[Data for analysis Boundary: Start]

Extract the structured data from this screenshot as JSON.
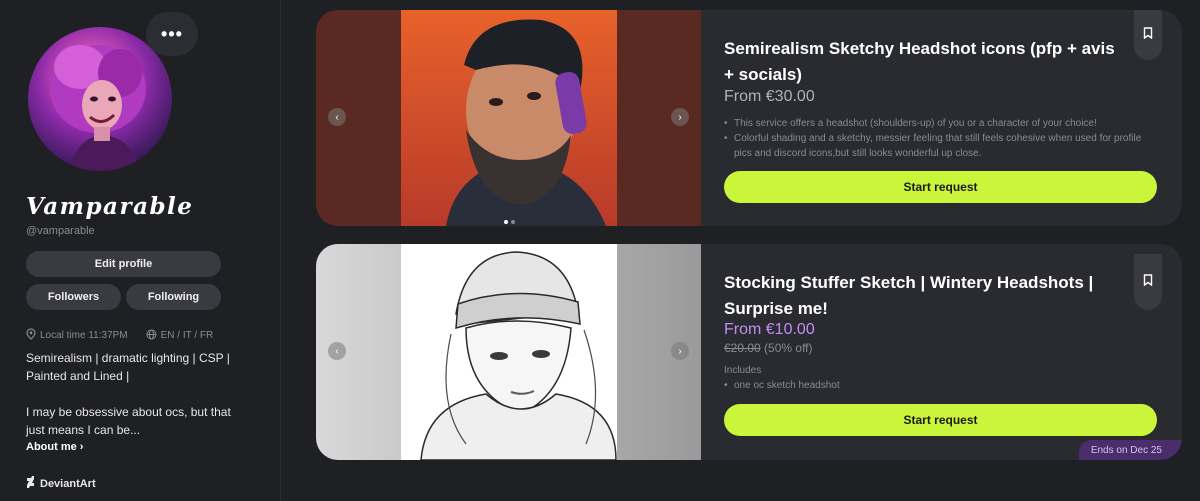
{
  "profile": {
    "display_name": "Vamparable",
    "handle": "@vamparable",
    "more_label": "•••",
    "edit_label": "Edit profile",
    "followers_label": "Followers",
    "following_label": "Following",
    "local_time": "Local time 11:37PM",
    "languages": "EN / IT / FR",
    "bio_line1": "Semirealism | dramatic lighting | CSP | Painted and Lined |",
    "bio_line2": "I may be obsessive about ocs, but that just means I can be...",
    "about_label": "About me ›",
    "platform_label": "DeviantArt"
  },
  "cards": [
    {
      "title": "Semirealism Sketchy Headshot icons (pfp + avis + socials)",
      "price": "From €30.00",
      "bullets": [
        "This service offers a headshot (shoulders-up) of you or a character of your choice!",
        "Colorful shading and a sketchy, messier feeling that still feels cohesive when used for profile pics and discord icons,but still looks wonderful up close."
      ],
      "cta": "Start request"
    },
    {
      "title": "Stocking Stuffer Sketch | Wintery Headshots | Surprise me!",
      "price": "From €10.00",
      "old_price": "€20.00",
      "discount": "(50% off)",
      "includes_label": "Includes",
      "includes": [
        "one oc sketch headshot"
      ],
      "cta": "Start request",
      "ends": "Ends on Dec 25"
    }
  ],
  "colors": {
    "accent": "#c9f53a",
    "background": "#1f2024",
    "card": "#2a2b31",
    "promo_purple": "#c18ef0"
  },
  "icons": {
    "more": "ellipsis-icon",
    "bookmark": "bookmark-icon",
    "location": "location-pin-icon",
    "globe": "globe-icon",
    "deviantart": "deviantart-icon",
    "prev": "chevron-left-icon",
    "next": "chevron-right-icon"
  }
}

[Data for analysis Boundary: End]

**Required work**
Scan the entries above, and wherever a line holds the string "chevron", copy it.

**Solution for this exercise**
    "prev": "chevron-left-icon",
    "next": "chevron-right-icon"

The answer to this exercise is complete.